Writing. Specifically, numbers, but what I thought I’d seen had disappeared, or hadn’t been there at all.
A shake of the head, perplexed, to say the least, I took a sip of the coffee. As the cup passed under the sheet, a pattern was discernible, displaying then disappearing. Bringing the cup back under the sheet, numbers suddenly appeared. It was a telephone number. It was also very cloak and daggers.
Was it a test? Because at that moment when I saw the blank sheet of paper, the meaning was very clear. It was a puzzle, and if I didn’t work it out, then I didn’t get the job. I’d simply been told to turn up at an anonymous building to see a man whom I doubted would answer to the name I’d been given to ask for again after I left.
I entered the number then pressed ‘call’.
Seven rings before a woman’s voice answered, “Yes?”
No names, no identification.
“Mr McCall gave me an envelope with this number in it.”
“You worked it out?” She sounded surprised.
“By accident, yes.”
“Well, four out of five candidates don’t. Consider this to be your lucky morning, the day is not over yet. Where are you?”
I told her.
“Then you’re not far from Central Park. Go to the souvenir store and wait.”
“How will I know you?”
“You won’t, I’ll recognize you.”
Then the phone went dead, and I was left looking at it as if I had the ability to see, via the phone, who that person was. I shrugged. How many others had failed even the most basic test, to figure out what was on the sheet of paper, and, was it an indication of the work I would be doing?
I spent the better part of an hour watching the squirrels at play. They scuttled around on the ground chasing each other or their imaginary friends or leaping from branch to branch in the shrubs and trees. They didn’t seem to have a care in the world, and I wondered what that would be like.
Unfortunately, I had to pay the rent, bills, and eat, all of which required having a paying job. I had been looking at having to return home a dismal failure and fulfil the destiny my father had predicted for me.
“David Jackson, I presume?”
I looked sideways to see a woman about my own age, dressed so that she would look anonymous in a crowd. It was anyone’s guess how long she had been there, but that, I guess was the point. She had been observing me, and no doubt assessing my suitability.
Could I blend in? Perhaps not if I was that easily identifiable.
“What if anything has been explained to you about the job?”
“Nothing.
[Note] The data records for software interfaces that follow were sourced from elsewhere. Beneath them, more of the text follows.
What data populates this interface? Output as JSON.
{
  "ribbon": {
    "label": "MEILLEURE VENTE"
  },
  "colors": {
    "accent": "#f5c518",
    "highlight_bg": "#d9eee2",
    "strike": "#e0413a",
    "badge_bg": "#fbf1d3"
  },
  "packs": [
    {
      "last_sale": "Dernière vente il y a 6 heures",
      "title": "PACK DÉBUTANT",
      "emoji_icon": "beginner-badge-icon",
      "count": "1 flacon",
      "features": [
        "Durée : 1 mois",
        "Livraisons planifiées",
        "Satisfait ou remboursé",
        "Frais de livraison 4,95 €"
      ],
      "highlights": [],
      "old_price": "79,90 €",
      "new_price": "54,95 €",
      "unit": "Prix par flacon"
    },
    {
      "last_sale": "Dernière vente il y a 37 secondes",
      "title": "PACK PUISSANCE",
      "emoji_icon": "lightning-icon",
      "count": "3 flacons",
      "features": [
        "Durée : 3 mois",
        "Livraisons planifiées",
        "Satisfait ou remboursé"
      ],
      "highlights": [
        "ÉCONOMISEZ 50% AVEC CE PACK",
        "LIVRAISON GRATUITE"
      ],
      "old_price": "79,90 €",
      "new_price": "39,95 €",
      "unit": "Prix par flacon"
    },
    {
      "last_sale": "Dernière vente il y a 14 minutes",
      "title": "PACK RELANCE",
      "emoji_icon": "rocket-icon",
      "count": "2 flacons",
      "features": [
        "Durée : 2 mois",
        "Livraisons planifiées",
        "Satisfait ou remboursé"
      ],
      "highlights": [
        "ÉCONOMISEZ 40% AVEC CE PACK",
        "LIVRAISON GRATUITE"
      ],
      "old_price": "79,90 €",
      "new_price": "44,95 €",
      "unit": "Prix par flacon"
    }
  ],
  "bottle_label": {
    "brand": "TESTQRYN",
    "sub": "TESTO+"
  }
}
I was asked to meet a nameless man in an anonymous office and was handed an envelope which led to my call to you.”
After I said it out loud it sounded crazy.
“If you don’t mind me asking but how did you work out how to read the letter?”
Moment of truth, was there a right or wrong answer? Most if not all the people who received it would not work it out.
“Quite by accident.”
She smiled. “The truth is a rare commodity in our business. But then, you’re one of a very select group of people who made it to this level.”
“Just out of curiosity, what happens to those who done work out how to read the number?”
“They don’t get to stand where you are. Welcome aboard.”
© Charles Heath 2021